The Peoples Temple Agricultural Project aka Jonestown, was an American, supposedly Christian religious group, established by Jim Jones, a white American. In 1978, in Northwest Guyana, 909 American members of this sect committed mass suicide by ingesting cyanide. However, survivors of the sect called it mass murder, insisting that those that drank the poison did so under duress from Jim Jones, the group’s leader. Before the ‘believers’ consumed the cyanide, Jones had ordered the killing of five other people, including American Congressman, Leo Ryan.
The Jonestown deaths was the largest single loss of American civilian lives until the 9/11 incident in 2001.
The Moral of the Story

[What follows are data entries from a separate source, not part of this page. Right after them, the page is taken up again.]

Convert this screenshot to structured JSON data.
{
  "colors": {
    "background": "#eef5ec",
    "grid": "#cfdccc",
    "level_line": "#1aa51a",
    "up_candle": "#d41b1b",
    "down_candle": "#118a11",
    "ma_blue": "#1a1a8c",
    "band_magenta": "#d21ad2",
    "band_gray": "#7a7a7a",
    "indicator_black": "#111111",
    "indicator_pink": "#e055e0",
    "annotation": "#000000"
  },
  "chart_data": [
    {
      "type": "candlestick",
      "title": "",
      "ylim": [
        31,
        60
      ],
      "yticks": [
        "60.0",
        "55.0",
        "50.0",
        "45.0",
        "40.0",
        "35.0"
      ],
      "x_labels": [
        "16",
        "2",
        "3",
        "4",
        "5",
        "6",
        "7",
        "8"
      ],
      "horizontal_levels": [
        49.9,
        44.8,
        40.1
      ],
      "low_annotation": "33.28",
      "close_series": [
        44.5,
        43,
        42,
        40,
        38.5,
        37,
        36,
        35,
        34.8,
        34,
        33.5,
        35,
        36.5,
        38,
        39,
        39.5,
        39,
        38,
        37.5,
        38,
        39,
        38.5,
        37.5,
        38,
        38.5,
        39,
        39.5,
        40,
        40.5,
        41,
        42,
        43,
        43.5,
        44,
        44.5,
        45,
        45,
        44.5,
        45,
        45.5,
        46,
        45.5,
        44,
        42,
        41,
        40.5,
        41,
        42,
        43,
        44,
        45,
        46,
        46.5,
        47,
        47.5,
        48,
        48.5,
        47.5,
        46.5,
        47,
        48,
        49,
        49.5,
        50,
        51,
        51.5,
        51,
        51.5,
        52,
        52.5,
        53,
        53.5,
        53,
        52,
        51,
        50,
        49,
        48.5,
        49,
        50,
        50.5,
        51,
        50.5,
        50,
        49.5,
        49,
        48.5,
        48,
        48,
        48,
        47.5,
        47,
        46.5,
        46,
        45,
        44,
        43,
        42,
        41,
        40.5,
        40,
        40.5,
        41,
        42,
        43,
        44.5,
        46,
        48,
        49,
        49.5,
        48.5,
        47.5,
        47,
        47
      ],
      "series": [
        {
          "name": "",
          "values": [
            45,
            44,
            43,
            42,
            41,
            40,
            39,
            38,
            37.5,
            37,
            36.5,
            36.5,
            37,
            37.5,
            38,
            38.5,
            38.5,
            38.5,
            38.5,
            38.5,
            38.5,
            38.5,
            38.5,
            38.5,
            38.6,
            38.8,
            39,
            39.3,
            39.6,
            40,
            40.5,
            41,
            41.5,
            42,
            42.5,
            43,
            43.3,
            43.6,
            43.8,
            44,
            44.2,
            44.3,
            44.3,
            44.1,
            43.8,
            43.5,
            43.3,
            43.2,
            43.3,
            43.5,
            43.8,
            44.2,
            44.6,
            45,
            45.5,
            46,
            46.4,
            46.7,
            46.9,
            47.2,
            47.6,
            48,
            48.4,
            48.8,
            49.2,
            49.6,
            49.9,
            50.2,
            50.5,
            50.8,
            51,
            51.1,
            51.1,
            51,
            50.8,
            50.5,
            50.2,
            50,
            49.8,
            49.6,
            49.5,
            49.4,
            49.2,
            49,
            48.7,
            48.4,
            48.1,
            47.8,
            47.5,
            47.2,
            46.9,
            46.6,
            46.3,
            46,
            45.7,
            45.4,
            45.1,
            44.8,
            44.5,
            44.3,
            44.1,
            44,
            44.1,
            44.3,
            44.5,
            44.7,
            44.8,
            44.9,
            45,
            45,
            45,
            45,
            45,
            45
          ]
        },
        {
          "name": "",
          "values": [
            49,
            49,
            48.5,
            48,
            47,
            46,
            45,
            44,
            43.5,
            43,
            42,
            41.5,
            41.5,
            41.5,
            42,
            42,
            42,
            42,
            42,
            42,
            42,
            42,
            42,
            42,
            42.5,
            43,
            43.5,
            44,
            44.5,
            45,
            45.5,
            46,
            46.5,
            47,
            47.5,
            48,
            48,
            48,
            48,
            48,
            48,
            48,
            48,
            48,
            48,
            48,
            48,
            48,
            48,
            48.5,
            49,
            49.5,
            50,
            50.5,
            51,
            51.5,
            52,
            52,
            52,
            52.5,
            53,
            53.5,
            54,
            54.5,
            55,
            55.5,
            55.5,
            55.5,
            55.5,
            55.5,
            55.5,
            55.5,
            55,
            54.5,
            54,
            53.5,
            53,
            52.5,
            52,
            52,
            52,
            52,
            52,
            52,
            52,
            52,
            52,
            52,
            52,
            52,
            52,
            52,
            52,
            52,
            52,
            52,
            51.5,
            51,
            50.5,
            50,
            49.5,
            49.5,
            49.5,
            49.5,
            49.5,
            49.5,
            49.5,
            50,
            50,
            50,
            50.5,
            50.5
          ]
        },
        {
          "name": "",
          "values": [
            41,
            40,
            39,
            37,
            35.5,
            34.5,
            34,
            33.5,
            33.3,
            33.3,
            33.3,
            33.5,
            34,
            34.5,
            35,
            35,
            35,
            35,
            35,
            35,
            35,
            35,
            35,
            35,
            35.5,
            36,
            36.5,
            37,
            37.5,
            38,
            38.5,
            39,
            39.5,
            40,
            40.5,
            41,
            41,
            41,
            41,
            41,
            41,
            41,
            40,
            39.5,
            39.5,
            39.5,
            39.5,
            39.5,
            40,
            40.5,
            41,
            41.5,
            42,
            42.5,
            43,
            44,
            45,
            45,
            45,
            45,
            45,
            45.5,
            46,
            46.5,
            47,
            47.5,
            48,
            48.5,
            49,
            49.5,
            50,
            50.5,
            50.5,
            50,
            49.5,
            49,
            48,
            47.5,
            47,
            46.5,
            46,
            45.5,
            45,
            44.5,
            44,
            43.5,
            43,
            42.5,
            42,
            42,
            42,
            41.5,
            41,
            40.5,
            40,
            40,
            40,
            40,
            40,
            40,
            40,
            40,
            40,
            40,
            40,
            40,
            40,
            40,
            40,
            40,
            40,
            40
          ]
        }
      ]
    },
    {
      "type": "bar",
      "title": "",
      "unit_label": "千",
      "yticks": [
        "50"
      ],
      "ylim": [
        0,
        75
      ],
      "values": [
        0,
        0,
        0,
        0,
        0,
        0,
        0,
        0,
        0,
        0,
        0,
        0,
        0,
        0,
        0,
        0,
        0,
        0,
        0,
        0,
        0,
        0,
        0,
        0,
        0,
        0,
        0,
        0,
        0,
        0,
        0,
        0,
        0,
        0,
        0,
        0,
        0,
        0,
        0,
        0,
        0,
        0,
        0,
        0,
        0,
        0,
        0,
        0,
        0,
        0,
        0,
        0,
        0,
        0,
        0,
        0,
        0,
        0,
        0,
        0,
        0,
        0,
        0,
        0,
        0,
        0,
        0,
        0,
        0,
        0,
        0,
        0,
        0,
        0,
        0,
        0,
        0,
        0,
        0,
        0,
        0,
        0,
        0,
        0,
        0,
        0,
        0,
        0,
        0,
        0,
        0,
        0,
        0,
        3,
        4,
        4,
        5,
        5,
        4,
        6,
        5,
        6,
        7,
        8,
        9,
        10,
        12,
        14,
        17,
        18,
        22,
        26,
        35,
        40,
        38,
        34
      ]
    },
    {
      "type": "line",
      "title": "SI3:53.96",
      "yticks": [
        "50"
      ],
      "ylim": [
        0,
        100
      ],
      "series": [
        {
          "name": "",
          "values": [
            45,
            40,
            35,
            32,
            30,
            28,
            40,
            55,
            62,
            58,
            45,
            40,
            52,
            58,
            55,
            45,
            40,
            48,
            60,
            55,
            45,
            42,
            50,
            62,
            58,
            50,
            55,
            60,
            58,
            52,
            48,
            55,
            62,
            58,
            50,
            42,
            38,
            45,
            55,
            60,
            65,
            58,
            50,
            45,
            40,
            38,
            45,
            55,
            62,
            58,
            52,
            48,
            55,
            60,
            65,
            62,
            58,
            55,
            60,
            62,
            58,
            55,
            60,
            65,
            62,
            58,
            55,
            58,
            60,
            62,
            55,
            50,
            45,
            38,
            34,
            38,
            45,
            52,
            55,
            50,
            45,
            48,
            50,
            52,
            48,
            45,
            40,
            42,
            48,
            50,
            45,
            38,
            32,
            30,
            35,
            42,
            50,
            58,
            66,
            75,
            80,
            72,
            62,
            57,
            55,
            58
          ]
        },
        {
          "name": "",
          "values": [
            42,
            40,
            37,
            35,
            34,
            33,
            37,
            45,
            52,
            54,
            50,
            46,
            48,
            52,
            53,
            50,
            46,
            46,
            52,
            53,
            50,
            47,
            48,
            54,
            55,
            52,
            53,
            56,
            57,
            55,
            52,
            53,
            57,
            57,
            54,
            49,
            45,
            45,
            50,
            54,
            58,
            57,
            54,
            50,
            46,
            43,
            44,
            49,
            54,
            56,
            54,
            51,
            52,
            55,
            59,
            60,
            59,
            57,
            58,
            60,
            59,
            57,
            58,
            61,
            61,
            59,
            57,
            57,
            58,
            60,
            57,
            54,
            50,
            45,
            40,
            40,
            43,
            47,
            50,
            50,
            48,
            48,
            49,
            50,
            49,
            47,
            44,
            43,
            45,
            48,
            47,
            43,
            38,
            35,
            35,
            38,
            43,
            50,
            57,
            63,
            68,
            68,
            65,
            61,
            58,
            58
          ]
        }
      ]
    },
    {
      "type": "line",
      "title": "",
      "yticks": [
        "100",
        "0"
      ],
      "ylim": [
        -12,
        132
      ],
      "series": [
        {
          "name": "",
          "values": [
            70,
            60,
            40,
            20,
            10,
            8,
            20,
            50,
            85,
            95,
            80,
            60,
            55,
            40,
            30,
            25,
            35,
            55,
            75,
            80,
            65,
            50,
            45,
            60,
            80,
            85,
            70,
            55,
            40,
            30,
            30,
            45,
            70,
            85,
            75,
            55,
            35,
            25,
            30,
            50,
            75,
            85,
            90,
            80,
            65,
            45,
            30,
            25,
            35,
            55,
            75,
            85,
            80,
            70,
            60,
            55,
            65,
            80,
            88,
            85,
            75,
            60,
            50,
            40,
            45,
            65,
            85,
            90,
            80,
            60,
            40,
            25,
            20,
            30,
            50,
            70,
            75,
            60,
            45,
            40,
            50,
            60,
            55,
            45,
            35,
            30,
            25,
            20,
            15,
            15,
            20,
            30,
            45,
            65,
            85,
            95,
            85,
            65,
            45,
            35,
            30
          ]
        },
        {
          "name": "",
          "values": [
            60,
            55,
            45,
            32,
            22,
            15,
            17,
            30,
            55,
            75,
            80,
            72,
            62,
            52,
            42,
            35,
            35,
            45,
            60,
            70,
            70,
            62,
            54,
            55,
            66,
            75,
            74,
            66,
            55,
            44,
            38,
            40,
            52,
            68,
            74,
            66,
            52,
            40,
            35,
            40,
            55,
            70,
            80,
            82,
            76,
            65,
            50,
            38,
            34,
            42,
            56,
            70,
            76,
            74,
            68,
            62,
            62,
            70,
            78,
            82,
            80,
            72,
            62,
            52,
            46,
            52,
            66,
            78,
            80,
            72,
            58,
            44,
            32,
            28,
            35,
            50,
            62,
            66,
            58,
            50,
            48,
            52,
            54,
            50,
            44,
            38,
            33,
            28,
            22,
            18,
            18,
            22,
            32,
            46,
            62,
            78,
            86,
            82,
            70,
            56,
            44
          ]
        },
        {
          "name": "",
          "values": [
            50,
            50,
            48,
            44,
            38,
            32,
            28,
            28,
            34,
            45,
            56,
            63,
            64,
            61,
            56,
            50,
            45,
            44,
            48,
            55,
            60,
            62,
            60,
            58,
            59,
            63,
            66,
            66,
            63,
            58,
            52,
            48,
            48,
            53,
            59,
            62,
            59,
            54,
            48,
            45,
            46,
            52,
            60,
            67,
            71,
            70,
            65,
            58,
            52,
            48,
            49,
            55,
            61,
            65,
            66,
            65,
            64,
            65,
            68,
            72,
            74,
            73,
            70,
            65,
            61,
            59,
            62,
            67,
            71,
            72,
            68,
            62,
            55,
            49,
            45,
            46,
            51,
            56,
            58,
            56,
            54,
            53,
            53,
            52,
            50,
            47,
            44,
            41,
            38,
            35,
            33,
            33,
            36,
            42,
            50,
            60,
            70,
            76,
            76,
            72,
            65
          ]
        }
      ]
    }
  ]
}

There are crazy extremists all over the world, whether religious, racist, homophobic or simply mentally unhinged. Dylan Roof, a twenty-two year old white American was recently sentenced to death for killing nine black church members in Charleston, South Carolina. His crime was described as a ‘federal hate crime’.
While I agree that there has to be a more efficient and effective way of vetting aliens before giving them access to one’s country, as we have seen cases of people camouflaging as refugees and tourists to gain access into a country, ending up taking the lives of many innocent people, there has to be a better and more orderly way of doing so, than what happened on January 28th, 2017.
It is however, refreshing to see the independence of the Judiciary in the United States of America at play. It is not just a mantra like in Nigeria, but actually exists in reality. The US Federal Judge by virtue of his restraining order, essentially overruled the Executive Order of the President of the United States of America, calling it unconstitutional! In Nigeria, the Executive regularly breaches the laws and the Constitution, and no one seems to be able to call the Executive to order.